Dutch pension funds warn of lower pensions in coming years
Bad news for Dutch pensioners. A bad fourth quarter of 2018 deteriorated the financial position of a number of large pension funds, which means that they may have to lower the pensions of many Dutch retirees in 2020 or 2021, ANP reports.
In the final quarter of last year, the pension funds suffered heavy blows due to a worldwide fall in share prices, suppressing earlier recovery. If the funds can't get their so-called policy funding ratio above 104 percent in time, they will have to lower their pensions. The policy funding ratio is the indicator that shows the extent to which the funds can meet their obligations.
The funds that are closest to lowering pensions are PME and PMT, the pension funds for the metal sector. Their deadline to reach a policy funding ratio of 104 percent expires at the end of this year. PME currently stands at 101 percent, PMT at 102 percent.
PME called on the government to take measures to prevent the fund from having to cut pension benefits. Director Erik Uijen called it unjust that the fund may have to lower pensions on the eve of a new system. "We ask the government and the social partners to come to a solution as quickly as possible. And in the meantime, to at least ensure that no reductions have to be made."
"We can not explain to our participants why pensions have to be reduced in a time of economic growth", Jos Brocken of PMT said to the news wire. The average pension at PMT is around 600 euros per month.
Health care fund PFZW and civil service fund ABP have until end 2020 to get their policy funding ratio above 104 percent. PFZW currently stands at 101 percent. ABP stands slightly below 104 percent. ABP, the largest pension fund in the Netherlands, seemed to be on the road to ending 2018 at above 104 percent, but a very bad fourth quarter threw a spanner in the works.
Of te large funds, only BpfBOUW has been doing well for some time. The construction sector's pension fund's policy funding ratio stands at above 118 percent. The fund raised pensions at the start of this year for the second year in a row.
The pension fund sector is very disappointed that the pension consultations between trade unions, employers and the government fell apart in November.

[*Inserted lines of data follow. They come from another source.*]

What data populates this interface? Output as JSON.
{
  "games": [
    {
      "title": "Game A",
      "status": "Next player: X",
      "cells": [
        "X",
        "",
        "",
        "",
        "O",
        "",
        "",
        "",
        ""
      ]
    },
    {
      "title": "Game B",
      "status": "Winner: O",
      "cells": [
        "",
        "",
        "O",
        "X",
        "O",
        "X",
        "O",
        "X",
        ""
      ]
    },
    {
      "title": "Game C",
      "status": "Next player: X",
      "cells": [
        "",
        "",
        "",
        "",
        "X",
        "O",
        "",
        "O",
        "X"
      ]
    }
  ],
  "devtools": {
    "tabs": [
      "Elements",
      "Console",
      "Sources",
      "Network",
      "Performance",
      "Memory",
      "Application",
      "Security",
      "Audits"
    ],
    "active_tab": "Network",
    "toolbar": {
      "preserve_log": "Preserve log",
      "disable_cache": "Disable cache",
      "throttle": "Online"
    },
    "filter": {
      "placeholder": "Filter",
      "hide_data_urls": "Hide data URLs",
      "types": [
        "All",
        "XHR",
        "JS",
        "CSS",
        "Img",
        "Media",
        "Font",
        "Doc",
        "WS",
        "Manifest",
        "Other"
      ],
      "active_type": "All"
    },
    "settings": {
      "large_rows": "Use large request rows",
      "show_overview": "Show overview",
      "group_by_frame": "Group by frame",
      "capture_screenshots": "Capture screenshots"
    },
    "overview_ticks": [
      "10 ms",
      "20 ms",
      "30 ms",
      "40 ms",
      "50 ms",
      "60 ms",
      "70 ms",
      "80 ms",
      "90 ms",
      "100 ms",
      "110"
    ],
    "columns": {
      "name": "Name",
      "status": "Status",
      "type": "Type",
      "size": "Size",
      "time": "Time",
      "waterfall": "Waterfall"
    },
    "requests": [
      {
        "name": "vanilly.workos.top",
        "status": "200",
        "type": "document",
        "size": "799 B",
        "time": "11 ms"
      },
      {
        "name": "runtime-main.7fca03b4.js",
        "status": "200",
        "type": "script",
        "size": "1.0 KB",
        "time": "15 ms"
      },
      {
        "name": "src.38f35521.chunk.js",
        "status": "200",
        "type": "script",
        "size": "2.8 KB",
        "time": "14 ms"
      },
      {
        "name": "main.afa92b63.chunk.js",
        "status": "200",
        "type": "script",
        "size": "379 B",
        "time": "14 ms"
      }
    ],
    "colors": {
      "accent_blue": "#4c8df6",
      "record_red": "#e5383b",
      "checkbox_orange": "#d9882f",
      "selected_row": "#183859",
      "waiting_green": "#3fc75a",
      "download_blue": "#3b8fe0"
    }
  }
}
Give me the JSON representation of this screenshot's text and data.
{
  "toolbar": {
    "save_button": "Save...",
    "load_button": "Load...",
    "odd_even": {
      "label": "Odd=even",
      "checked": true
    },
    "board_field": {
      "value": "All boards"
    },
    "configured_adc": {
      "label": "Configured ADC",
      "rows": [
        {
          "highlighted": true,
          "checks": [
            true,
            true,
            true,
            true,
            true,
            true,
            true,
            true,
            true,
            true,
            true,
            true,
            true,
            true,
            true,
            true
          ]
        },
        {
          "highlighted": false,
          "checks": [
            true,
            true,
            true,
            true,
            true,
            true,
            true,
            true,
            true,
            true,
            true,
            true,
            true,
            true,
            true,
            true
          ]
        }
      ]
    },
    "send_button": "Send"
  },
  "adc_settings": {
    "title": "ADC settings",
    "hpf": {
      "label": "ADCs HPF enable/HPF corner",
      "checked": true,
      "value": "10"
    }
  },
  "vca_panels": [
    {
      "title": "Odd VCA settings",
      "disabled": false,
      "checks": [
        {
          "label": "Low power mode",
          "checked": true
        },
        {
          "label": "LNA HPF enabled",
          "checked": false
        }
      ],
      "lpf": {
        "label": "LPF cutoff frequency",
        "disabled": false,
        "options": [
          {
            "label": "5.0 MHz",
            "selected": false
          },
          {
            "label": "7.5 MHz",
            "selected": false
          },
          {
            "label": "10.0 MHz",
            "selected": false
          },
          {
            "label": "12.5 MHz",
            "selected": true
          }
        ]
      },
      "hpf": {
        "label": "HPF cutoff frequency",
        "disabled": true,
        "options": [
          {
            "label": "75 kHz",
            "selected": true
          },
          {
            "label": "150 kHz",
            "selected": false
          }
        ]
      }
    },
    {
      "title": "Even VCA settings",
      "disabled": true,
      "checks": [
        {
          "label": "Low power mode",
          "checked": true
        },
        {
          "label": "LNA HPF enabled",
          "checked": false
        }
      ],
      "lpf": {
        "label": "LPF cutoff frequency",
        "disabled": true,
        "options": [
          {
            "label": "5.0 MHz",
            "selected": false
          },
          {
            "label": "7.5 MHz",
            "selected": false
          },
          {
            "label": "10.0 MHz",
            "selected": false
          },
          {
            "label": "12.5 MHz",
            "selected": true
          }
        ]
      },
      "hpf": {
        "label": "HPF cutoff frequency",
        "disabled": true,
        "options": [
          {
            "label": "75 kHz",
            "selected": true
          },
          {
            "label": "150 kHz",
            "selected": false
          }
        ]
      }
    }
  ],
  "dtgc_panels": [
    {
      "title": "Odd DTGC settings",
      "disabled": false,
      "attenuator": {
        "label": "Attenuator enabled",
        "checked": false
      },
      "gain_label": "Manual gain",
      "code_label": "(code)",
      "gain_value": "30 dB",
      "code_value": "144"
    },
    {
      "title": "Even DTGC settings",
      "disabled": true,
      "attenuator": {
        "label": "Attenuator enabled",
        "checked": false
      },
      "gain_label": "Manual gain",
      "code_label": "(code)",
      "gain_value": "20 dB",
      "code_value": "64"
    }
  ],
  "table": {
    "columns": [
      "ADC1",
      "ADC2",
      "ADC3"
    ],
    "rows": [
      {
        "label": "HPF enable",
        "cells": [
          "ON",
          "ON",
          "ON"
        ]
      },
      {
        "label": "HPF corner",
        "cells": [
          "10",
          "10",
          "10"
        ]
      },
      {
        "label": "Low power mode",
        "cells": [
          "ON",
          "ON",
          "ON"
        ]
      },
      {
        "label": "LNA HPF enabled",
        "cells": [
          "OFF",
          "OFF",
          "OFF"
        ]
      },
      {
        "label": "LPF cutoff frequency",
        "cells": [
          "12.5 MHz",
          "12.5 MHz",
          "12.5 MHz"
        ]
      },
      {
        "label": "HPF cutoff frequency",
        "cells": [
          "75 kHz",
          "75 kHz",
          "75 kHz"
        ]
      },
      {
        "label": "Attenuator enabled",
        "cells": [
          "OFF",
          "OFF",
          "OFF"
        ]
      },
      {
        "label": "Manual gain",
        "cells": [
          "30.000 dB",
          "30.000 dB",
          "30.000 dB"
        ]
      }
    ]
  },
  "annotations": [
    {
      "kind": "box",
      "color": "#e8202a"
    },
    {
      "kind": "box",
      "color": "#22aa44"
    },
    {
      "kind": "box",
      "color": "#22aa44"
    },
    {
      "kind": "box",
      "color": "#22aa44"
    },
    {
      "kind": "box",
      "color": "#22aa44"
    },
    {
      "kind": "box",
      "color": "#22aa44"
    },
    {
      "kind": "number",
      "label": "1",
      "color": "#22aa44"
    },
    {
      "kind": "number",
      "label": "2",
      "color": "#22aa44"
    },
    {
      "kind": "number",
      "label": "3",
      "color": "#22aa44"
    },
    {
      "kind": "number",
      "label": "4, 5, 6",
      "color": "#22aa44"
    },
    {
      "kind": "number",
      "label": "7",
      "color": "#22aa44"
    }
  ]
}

They had hoped that a large-scale pension system reform would help.